"Gov. Cooper, Attorney General Josh Stein and the ACLU propose a court 'settlement' that would guarantee access to opposite-sex restrooms, showers and changing facilities, statewide," Bishop said. "They have joined together to ask for a 'consent decree' from the federal court that would prohibit officials 'to ... block, deter or impede' anyone from using any 'public facilities' 'in accordance with ... gender identity.' It is the epitome of a collusive settlement. And an attack on the rule of law worthy of ... well, I won't say who."

For anyone still prosaic enough to have regard for rights to physiological privacy -- to be "distressed" by '[t]he thought of male genitalia in girls' locker rooms," as the Observer put it many months ago -- call the Governor's office. Same goes for the business interests who pleaded for the HB2 controversy to be quelled by good faith compromise.

The proposed settlement comes nearly six months after the administration of President Donald Trump signaled its plans to step away from the lawsuit challenging HB2 and its replacement launched by the adminstration of former President Barack Obama.

In February, President Donald Trump's administration withdrew protections for transgender students in public schools that President Barack Obama's administration had put in place.

Then on March 6, the U.S. Supreme Court refused to hear the case of Gavin Grimm, a transgender high school student from Virginia who had sued to be allowed to use the boys' bathroom at his school.

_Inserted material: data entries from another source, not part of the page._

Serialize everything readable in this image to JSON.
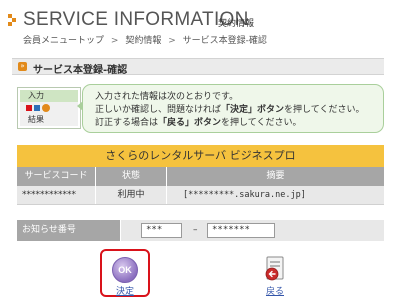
{
  "header": {
    "title": "SERVICE INFORMATION",
    "subtitle": "契約情報",
    "breadcrumb": [
      "会員メニュートップ",
      "契約情報",
      "サービス本登録-確認"
    ],
    "breadcrumb_sep": ">"
  },
  "section": {
    "title": "サービス本登録-確認"
  },
  "steps": [
    "入力",
    "",
    "結果"
  ],
  "message": {
    "line1": "入力された情報は次のとおりです。",
    "line2_pre": "正しいか確認し、問題なければ",
    "line2_bold": "「決定」ボタン",
    "line2_post": "を押してください。",
    "line3_pre": "訂正する場合は",
    "line3_bold": "「戻る」ボタン",
    "line3_post": "を押してください。"
  },
  "service_table": {
    "title": "さくらのレンタルサーバ ビジネスプロ",
    "headers": [
      "サービスコード",
      "状態",
      "摘要"
    ],
    "rows": [
      {
        "code": "************",
        "status": "利用中",
        "note": "[*********.sakura.ne.jp]"
      }
    ]
  },
  "notice": {
    "label": "お知らせ番号",
    "part1": "***",
    "dash": "–",
    "part2": "*******"
  },
  "buttons": {
    "ok_icon_text": "OK",
    "ok_label": "決定",
    "back_label": "戻る"
  },
  "colors": {
    "accent_orange": "#e28a1a",
    "table_title_bg": "#f5c23e",
    "header_gray": "#a6a6a6",
    "message_border": "#a9cf9b",
    "message_bg": "#eff7ea",
    "focus_red": "#d9121a"
  },
  "icons": {
    "header_mark": "orange-arrow-icon",
    "section": "orange-bullet-icon",
    "ok_button": "ok-circle-icon",
    "back_button": "document-back-icon"
  }
}
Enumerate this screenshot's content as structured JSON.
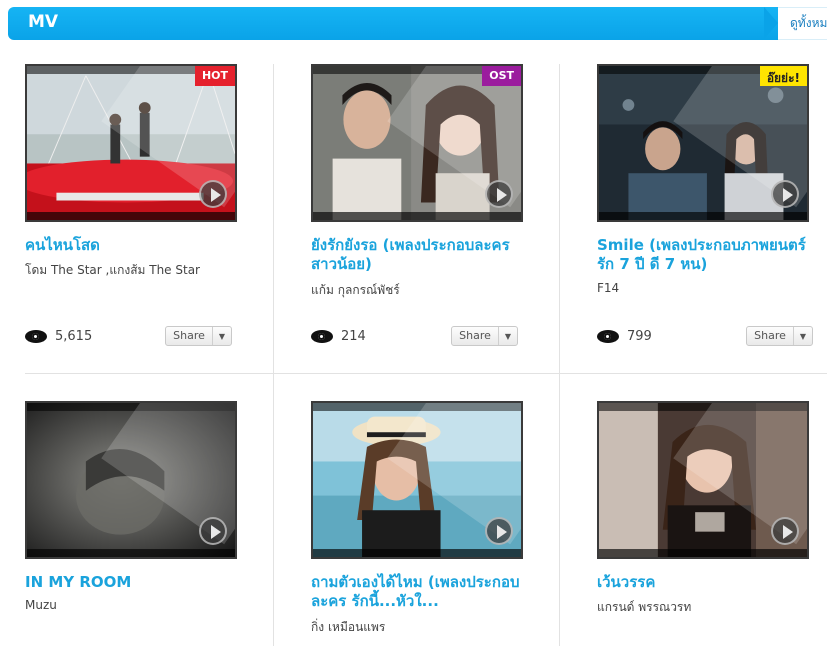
{
  "header": {
    "title": "MV",
    "see_all": "ดูทั้งหมด"
  },
  "colors": {
    "header_blue": "#0aa3e8",
    "title_blue": "#1aa3dc",
    "hot_red": "#e5212d",
    "ost_purple": "#9b1c9e",
    "oyae_yellow": "#ffe400"
  },
  "videos": [
    {
      "title": "คนไหนโสด",
      "artist": "โดม The Star ,แกงส้ม The Star",
      "views": "5,615",
      "badge": "HOT",
      "share_label": "Share",
      "icon": "play-icon"
    },
    {
      "title": "ยังรักยังรอ (เพลงประกอบละคร สาวน้อย)",
      "artist": "แก้ม กุลกรณ์พัชร์",
      "views": "214",
      "badge": "OST",
      "share_label": "Share",
      "icon": "play-icon"
    },
    {
      "title": "Smile (เพลงประกอบภาพยนตร์ รัก 7 ปี ดี 7 หน)",
      "artist": "F14",
      "views": "799",
      "badge": "อ๊ยย่ะ!",
      "share_label": "Share",
      "icon": "play-icon"
    },
    {
      "title": "IN MY ROOM",
      "artist": "Muzu",
      "icon": "play-icon"
    },
    {
      "title": "ถามตัวเองได้ไหม (เพลงประกอบละคร รักนี้...หัวใ...",
      "artist": "กิ่ง เหมือนแพร",
      "icon": "play-icon"
    },
    {
      "title": "เว้นวรรค",
      "artist": "แกรนด์ พรรณวรท",
      "icon": "play-icon"
    }
  ]
}
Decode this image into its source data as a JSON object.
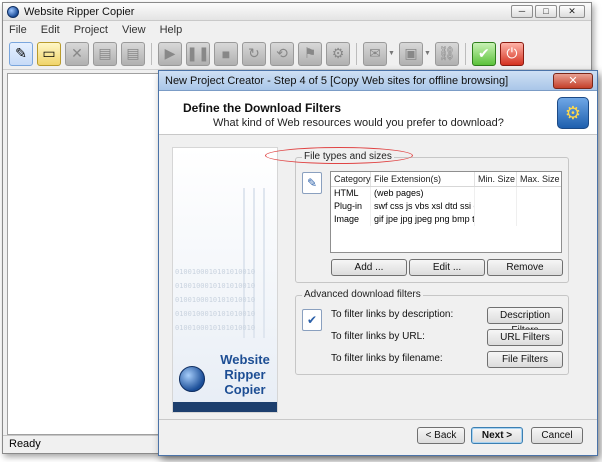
{
  "app": {
    "title": "Website Ripper Copier",
    "window_buttons": {
      "minimize": "─",
      "maximize": "□",
      "close": "✕"
    },
    "menu": [
      "File",
      "Edit",
      "Project",
      "View",
      "Help"
    ],
    "toolbar_icons": [
      "wizard-icon",
      "open-folder-icon",
      "delete-icon",
      "tool-icon",
      "tool-icon",
      "play-icon",
      "pause-icon",
      "stop-icon",
      "refresh-icon",
      "refresh-icon",
      "filter-icon",
      "settings-icon",
      "mail-icon",
      "monitor-icon",
      "link-icon",
      "check-icon",
      "exit-icon"
    ],
    "status": "Ready"
  },
  "dialog": {
    "title": "New Project Creator - Step 4 of 5 [Copy Web sites for offline browsing]",
    "close": "✕",
    "heading": "Define the Download Filters",
    "subheading": "What kind of Web resources would you prefer to download?",
    "banner": {
      "line1": "Website",
      "line2": "Ripper",
      "line3": "Copier",
      "binary": "0100100010101010010"
    },
    "filetypes": {
      "group_title": "File types and sizes",
      "columns": [
        "Category",
        "File Extension(s)",
        "Min. Size",
        "Max. Size"
      ],
      "rows": [
        {
          "category": "HTML",
          "extensions": "(web pages)",
          "min": "",
          "max": ""
        },
        {
          "category": "Plug-in",
          "extensions": "swf css js vbs xsl dtd ssi cl...",
          "min": "",
          "max": ""
        },
        {
          "category": "Image",
          "extensions": "gif jpe jpg jpeg png bmp tif ...",
          "min": "",
          "max": ""
        }
      ],
      "add_button": "Add ...",
      "edit_button": "Edit ...",
      "remove_button": "Remove"
    },
    "advanced": {
      "group_title": "Advanced download  filters",
      "desc_label": "To filter links by description:",
      "desc_button": "Description Filters",
      "url_label": "To filter links by URL:",
      "url_button": "URL Filters",
      "file_label": "To filter links by filename:",
      "file_button": "File Filters"
    },
    "footer": {
      "back": "< Back",
      "next": "Next >",
      "cancel": "Cancel"
    }
  }
}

Cooper, who included his opposition to HB2 in his campaign for governor, helped broker the compromise law adopted in March.

While some lauded the compromise as a deadline approached that would have cost North Carolina the business and contracts from sports championship events. LGBT advocates were critical, calling the new law a continued attack on transgender residents who already had been targests of discrimination with the adoption of HB2.

'We will continue to fight'

House Bill 142 creates a moratorium on local nondiscrimination ordinances through Dec. 1, 2020. And it leaves regulation of bathrooms, showers and changing facilities to state lawmakers, not the universities, community colleges, local school systems and other state agencies that had been setting their own policies.

"Nothing can make up for the cruel and senseless attacks transgender people have faced in North Carolina, but I am hopeful that the court will agree to clarify the law so that we can live our lives in less fear," said Joaquín Carcaño, a transgender man who works at UNC-Chapel Hill and was one of the challengers of HB2 and its replacement.

Karen Anderson, executive director of the ACLU of North Carolina, which represented challengers, said the civil liberties advocate agreed to the proposed settlement to help alleviate what were described as "sweeping harms" to LGBT residents over the past year and a half.

"H.B. 2 and H.B. 142 remain shameful and discriminatory attacks on LGBT people that should never have been signed into law, but under this proposed consent decree North Carolina would finally affirm the right of transgender people to use facilities that match their gender," Anderson said in a statement. "The work of fully protecting LGBT people from discrimination across North Carolina is far from over, however, and we will continue fighting to advance equality and hold all North Carolina officials accountable."

But Simone Bell, southern regional director of Lambda Legal, which also represented the challengers, said that her organization will not rest in its fight for further LGBT protections.

"The state-sanctioned discrimination of H.B. 2 and H.B. 142 and the hollow attempts by North Carolina's public officials to find a solution opened a deep wound that continues to bleed into the lives of LGBT North Carolinians, but the proposed consent decree can be the start of a healing process," Bell said in a statement. "We will continue to fight for full nondiscrimination protections for all LGBT North Carolinians."

(c)2017 The News & Observer (Raleigh, N.C.)